-- Exercise objective --
Search the material below for the word "JSON". Copy every line where it is found.

-- Records for the exercise --
Start of Block
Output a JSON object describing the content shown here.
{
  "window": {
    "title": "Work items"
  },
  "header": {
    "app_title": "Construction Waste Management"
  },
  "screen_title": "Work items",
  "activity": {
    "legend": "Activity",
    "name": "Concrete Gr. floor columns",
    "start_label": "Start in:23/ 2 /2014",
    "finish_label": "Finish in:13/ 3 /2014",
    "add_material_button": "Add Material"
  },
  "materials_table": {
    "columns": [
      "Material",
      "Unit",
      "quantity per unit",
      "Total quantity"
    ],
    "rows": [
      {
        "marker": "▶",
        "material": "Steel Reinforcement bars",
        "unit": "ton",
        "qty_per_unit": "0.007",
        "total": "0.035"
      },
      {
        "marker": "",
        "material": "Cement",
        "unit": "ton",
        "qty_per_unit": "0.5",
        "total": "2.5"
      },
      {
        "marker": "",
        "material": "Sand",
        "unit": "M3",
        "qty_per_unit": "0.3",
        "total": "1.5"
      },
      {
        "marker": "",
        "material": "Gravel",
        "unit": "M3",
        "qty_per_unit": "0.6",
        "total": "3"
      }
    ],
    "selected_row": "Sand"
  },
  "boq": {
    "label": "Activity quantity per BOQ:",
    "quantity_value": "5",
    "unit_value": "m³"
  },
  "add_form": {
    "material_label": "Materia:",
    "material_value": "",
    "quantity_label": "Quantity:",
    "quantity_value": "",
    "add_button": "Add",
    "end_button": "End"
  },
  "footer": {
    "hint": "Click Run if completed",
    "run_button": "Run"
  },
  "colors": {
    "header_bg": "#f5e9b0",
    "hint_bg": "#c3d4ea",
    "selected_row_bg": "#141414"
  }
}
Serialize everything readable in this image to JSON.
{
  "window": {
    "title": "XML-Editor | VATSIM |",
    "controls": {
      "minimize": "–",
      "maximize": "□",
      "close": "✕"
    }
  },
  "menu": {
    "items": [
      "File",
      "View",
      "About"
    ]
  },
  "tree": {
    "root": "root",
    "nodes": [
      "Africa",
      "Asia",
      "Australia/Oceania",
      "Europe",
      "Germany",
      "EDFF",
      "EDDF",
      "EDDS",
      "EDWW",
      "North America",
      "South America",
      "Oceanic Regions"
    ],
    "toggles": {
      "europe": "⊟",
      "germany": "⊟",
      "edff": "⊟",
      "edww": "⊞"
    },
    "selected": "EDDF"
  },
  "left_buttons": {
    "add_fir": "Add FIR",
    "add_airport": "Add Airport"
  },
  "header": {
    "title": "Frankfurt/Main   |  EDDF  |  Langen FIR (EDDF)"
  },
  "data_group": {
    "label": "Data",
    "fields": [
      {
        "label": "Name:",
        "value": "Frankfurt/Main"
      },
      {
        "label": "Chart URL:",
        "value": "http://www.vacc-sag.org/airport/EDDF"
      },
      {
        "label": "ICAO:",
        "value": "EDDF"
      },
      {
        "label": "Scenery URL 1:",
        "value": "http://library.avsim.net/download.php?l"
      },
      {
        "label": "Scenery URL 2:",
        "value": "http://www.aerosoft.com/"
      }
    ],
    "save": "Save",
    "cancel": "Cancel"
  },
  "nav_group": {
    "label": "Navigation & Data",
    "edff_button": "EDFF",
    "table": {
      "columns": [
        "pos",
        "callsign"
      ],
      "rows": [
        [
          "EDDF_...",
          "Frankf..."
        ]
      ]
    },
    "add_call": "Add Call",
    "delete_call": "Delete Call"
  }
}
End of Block
-- Solution to the exercise --
Output a JSON object describing the content shown here.
Serialize everything readable in this image to JSON.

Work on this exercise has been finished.